Twin sisters Jack and Jill were sent right to Eleanor West’s Home for Wayward Children when they came back “home” from their five-year stay in the dark land of the Moors. In Every Heart a Doorway, their story post-fantastical world intertwines with those of other children who had to return, unwillingly, from their respective forays into strange lands via secret doors.

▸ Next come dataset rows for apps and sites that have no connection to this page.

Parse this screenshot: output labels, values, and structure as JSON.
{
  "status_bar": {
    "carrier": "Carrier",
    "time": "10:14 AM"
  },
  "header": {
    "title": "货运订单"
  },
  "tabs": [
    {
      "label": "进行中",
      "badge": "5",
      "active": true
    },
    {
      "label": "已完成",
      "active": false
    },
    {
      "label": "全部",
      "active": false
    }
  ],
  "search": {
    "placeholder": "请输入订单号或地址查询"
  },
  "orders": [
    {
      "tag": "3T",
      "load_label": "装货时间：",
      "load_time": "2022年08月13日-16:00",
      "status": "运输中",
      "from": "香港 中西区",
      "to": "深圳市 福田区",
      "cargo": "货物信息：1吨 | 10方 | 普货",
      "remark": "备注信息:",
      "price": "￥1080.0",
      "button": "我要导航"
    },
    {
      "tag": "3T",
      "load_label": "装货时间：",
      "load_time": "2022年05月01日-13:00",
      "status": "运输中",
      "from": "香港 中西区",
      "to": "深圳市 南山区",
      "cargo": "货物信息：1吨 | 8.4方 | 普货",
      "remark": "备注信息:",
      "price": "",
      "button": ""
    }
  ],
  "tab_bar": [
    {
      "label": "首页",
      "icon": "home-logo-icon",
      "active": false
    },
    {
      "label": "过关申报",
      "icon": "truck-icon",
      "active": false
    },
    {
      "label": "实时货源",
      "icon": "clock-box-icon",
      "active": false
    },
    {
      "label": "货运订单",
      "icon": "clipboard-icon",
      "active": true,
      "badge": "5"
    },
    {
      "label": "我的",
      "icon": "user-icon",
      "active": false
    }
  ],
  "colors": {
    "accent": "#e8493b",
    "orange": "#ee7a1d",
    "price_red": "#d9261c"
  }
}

In this new book by Seanan McGuire, their stories before being sent off to this unique boarding school are told. Jacqueline and Jillian are raised by parents who don’t really care to be parents; they simply had children to be able to present them to society. Their parents decided what each would be: Jacqueline the pretty girly one, adorned in frilly dresses and told not to get dirty; Jillian the tomboy, dressed in jeans and tennis shoes, placed in sports. But one day, when they’re 12, they discover a hidden door and end up in the Moors, where vampires and werewolves and other monsters reign. They are picked up by the Master, who wants to keep both but has made a deal with the “mad scientist” who lives in the windmill, and Jill goes one way while Jack goes another. They learn to get by in this new place and even come to appreciate their lives and find themselves, in a sense, as they finally are given the opportunity to make choices for themselves. But the choices they make have much more dire consequences in the land of the Moors, and even as much as each wants to stay, consequences — and finally learning what love is — end up forcing them to leave.
The world of Wayward Children is one where the lands of fairy tales exist, where children from our world really do find secret doorways that open up just once when the time is right, where those worlds have varying sets of rules, all very serious and never the light-hearted “Disney-fied” versions of those tales. McGuire uses these places to explore morality and human nature and what selfishness and bad choices can do. This story is a reminder that girls shouldn’t be forced into one or two molds, that they should have many options available to them, to guide their own destinies, and that humans can be just as disturbing as monsters.
Rated: Moderate. There’s no offensive language. Sexual content includes a romantic relationship between two teen girls, with some kissing mentioned and more involvement implied. There’s a potential implication of a relationship (but it’s murky) between a teen girl and a vampire. Violence is mostly a murder that involves mentions of blood and a body being mutilated in some way with a knife. There are mentions of other killings, mostly of children, just in passing.